Meta-analyses in comparative physiology, and indeed, ecology and evolution more generally, often use highly heterogeneous data (Noble et al., 2022; Senior et al., 2016). This poses other challenges in aggregating effect size data that make their comparability questionable. We’ll discuss some of these issues in later tutorials and identify some ways in which some of this heterogeneity can be dealt with when deriving the effect size itself.

By the end of this tutorial, we hope that you will feel comfortable:

  1. Calculating different effect sizes from your data.
  2. Interpreting the meaning of different effect size statistics
  3. Transforming effect size estimates back to their original scales when needed

Common Effect Sizes

What is an effect size? The answer to this question depends on what kind of study one wishes to synthesise. For example, an effect size could be a contrast between experimental treatments. We might extract mean differences from experiments manipulating, say, bisphenol-A (BPA) and looking at the effect of BPA on aquatic ectotherm phenotype relative to some control (Wu and Seebacher, 2020). Alternatively, the effect of interest might be the magnitude and direction of a correlation between two observed variables, such as metabolism and behaviour (Holtmann et al., 2016). At times, we might even just be interested in analysing the mean or variance itself.

“An effect size is a statistical parameter that can be used to compare, on the same scale, the results of different studies in which a common effect of interest has been measured” (Rosenberg et al., 2013)

There are many types of effect sizes that are commonplace in ecological and evolutionary research (Table 1 describes many of the more common ones from Noble et al., 2022).

We’ll use metafor to demonstrate how to calculate commonly used effect size estimates in the field of comparative physiology, including Z-transformed correlation coefficients (Zr), log response ratios and Hedge’s g.

Setting up

To start, well need to load some packages and data. The data is all stored on GitHub. It’s downloaded directly from the web. You won’t need to have these on hand. We’ll first load the packages that we need.

# Load packages install.packages('pacman') # If you haven't already installed
# the pacman package do so with this code
pacman::p_load(metafor, flextable, tidyverse, orchaRd, pander, mathjaxr, equatags)
# To use mathjaxr you need to run equatags::mathjax_install()

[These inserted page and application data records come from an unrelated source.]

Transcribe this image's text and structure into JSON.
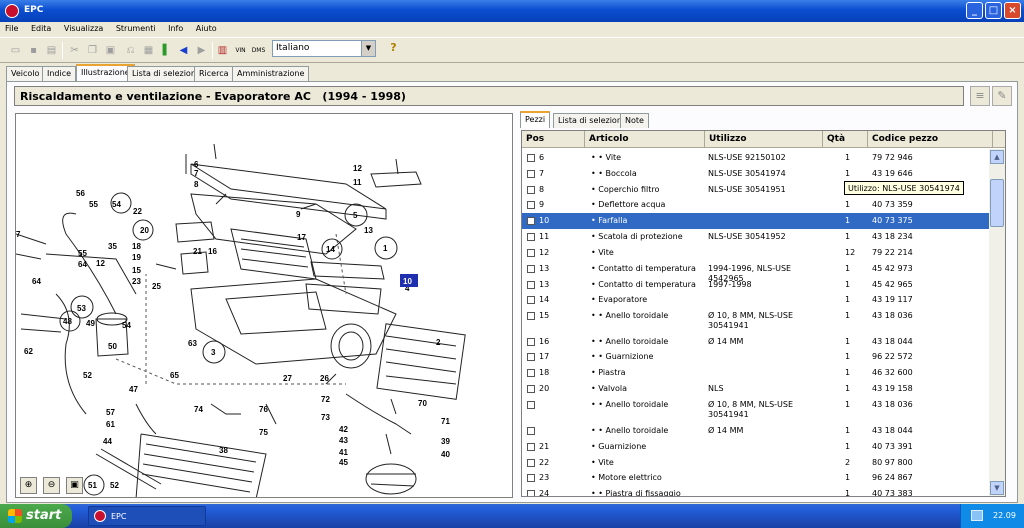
{
  "window": {
    "title": "EPC",
    "buttons": {
      "minimize": "_",
      "maximize": "□",
      "close": "×"
    }
  },
  "menu": [
    "File",
    "Edita",
    "Visualizza",
    "Strumenti",
    "Info",
    "Aiuto"
  ],
  "toolbar": {
    "icons": [
      "open-icon",
      "save-icon",
      "print-icon",
      "cut-icon",
      "copy-icon",
      "paste-icon",
      "undo-icon",
      "back-arrow-icon",
      "forward-arrow-icon",
      "bookmark-icon",
      "parts-list-icon",
      "vin-icon",
      "dms-icon"
    ],
    "vin_label": "VIN",
    "dms_label": "DMS",
    "language": "Italiano",
    "help_label": "?"
  },
  "tabs": [
    "Veicolo",
    "Indice",
    "Illustrazione",
    "Lista di selezione",
    "Ricerca",
    "Amministrazione"
  ],
  "header": {
    "title": "Riscaldamento e ventilazione - Evaporatore AC",
    "years": "(1994 - 1998)"
  },
  "subtabs": [
    "Pezzi",
    "Lista di selezione",
    "Note"
  ],
  "table": {
    "columns": [
      "Pos",
      "Articolo",
      "Utilizzo",
      "Qtà",
      "Codice pezzo"
    ],
    "rows": [
      {
        "pos": "6",
        "articolo": "• • Vite",
        "utilizzo": "NLS-USE 92150102",
        "qta": "1",
        "codice": "79 72 946"
      },
      {
        "pos": "7",
        "articolo": "• • Boccola",
        "utilizzo": "NLS-USE 30541974",
        "qta": "1",
        "codice": "43 19 646"
      },
      {
        "pos": "8",
        "articolo": "• Coperchio filtro",
        "utilizzo": "NLS-USE 30541951",
        "qta": "1",
        "codice": ""
      },
      {
        "pos": "9",
        "articolo": "• Deflettore acqua",
        "utilizzo": "",
        "qta": "1",
        "codice": "40 73 359"
      },
      {
        "pos": "10",
        "articolo": "• Farfalla",
        "utilizzo": "",
        "qta": "1",
        "codice": "40 73 375"
      },
      {
        "pos": "11",
        "articolo": "• Scatola di protezione",
        "utilizzo": "NLS-USE 30541952",
        "qta": "1",
        "codice": "43 18 234"
      },
      {
        "pos": "12",
        "articolo": "• Vite",
        "utilizzo": "",
        "qta": "12",
        "codice": "79 22 214"
      },
      {
        "pos": "13",
        "articolo": "• Contatto di temperatura",
        "utilizzo": "1994-1996, NLS-USE 4542965",
        "qta": "1",
        "codice": "45 42 973"
      },
      {
        "pos": "13",
        "articolo": "• Contatto di temperatura",
        "utilizzo": "1997-1998",
        "qta": "1",
        "codice": "45 42 965"
      },
      {
        "pos": "14",
        "articolo": "• Evaporatore",
        "utilizzo": "",
        "qta": "1",
        "codice": "43 19 117"
      },
      {
        "pos": "15",
        "articolo": "• • Anello toroidale",
        "utilizzo": "Ø 10, 8 MM, NLS-USE 30541941",
        "qta": "1",
        "codice": "43 18 036"
      },
      {
        "pos": "16",
        "articolo": "• • Anello toroidale",
        "utilizzo": "Ø 14 MM",
        "qta": "1",
        "codice": "43 18 044"
      },
      {
        "pos": "17",
        "articolo": "• • Guarnizione",
        "utilizzo": "",
        "qta": "1",
        "codice": "96 22 572"
      },
      {
        "pos": "18",
        "articolo": "• Piastra",
        "utilizzo": "",
        "qta": "1",
        "codice": "46 32 600"
      },
      {
        "pos": "20",
        "articolo": "• Valvola",
        "utilizzo": "NLS",
        "qta": "1",
        "codice": "43 19 158"
      },
      {
        "pos": "",
        "articolo": "• • Anello toroidale",
        "utilizzo": "Ø 10, 8 MM, NLS-USE 30541941",
        "qta": "1",
        "codice": "43 18 036"
      },
      {
        "pos": "",
        "articolo": "• • Anello toroidale",
        "utilizzo": "Ø 14 MM",
        "qta": "1",
        "codice": "43 18 044"
      },
      {
        "pos": "21",
        "articolo": "• Guarnizione",
        "utilizzo": "",
        "qta": "1",
        "codice": "40 73 391"
      },
      {
        "pos": "22",
        "articolo": "• Vite",
        "utilizzo": "",
        "qta": "2",
        "codice": "80 97 800"
      },
      {
        "pos": "23",
        "articolo": "• Motore elettrico",
        "utilizzo": "",
        "qta": "1",
        "codice": "96 24 867"
      },
      {
        "pos": "24",
        "articolo": "• • Piastra di fissaggio",
        "utilizzo": "",
        "qta": "1",
        "codice": "40 73 383"
      }
    ],
    "selected_pos": "10"
  },
  "tooltip": "Utilizzo: NLS-USE 30541974",
  "zoom_buttons": [
    "zoom-in-icon",
    "zoom-out-icon",
    "fit-icon"
  ],
  "diagram_labels": [
    "6",
    "7",
    "8",
    "12",
    "11",
    "5",
    "13",
    "17",
    "14",
    "1",
    "10",
    "4",
    "9",
    "56",
    "55",
    "54",
    "22",
    "20",
    "18",
    "19",
    "15",
    "23",
    "21",
    "16",
    "7",
    "35",
    "25",
    "55",
    "64",
    "12",
    "64",
    "53",
    "49",
    "48",
    "54",
    "62",
    "50",
    "52",
    "47",
    "63",
    "3",
    "2",
    "65",
    "27",
    "26",
    "57",
    "61",
    "74",
    "76",
    "75",
    "44",
    "38",
    "73",
    "72",
    "42",
    "43",
    "41",
    "45",
    "70",
    "71",
    "39",
    "40",
    "51",
    "52"
  ],
  "highlight_label": "10",
  "taskbar": {
    "start": "start",
    "item": "EPC",
    "clock": "22.09"
  },
  "colors": {
    "titlebar": "#0a4ed0",
    "selection": "#316ac5",
    "highlight": "#1f2fb0"
  }
}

Correlation between physiology and movement patterns: Z-transformed Correlation Coefficient (Zr)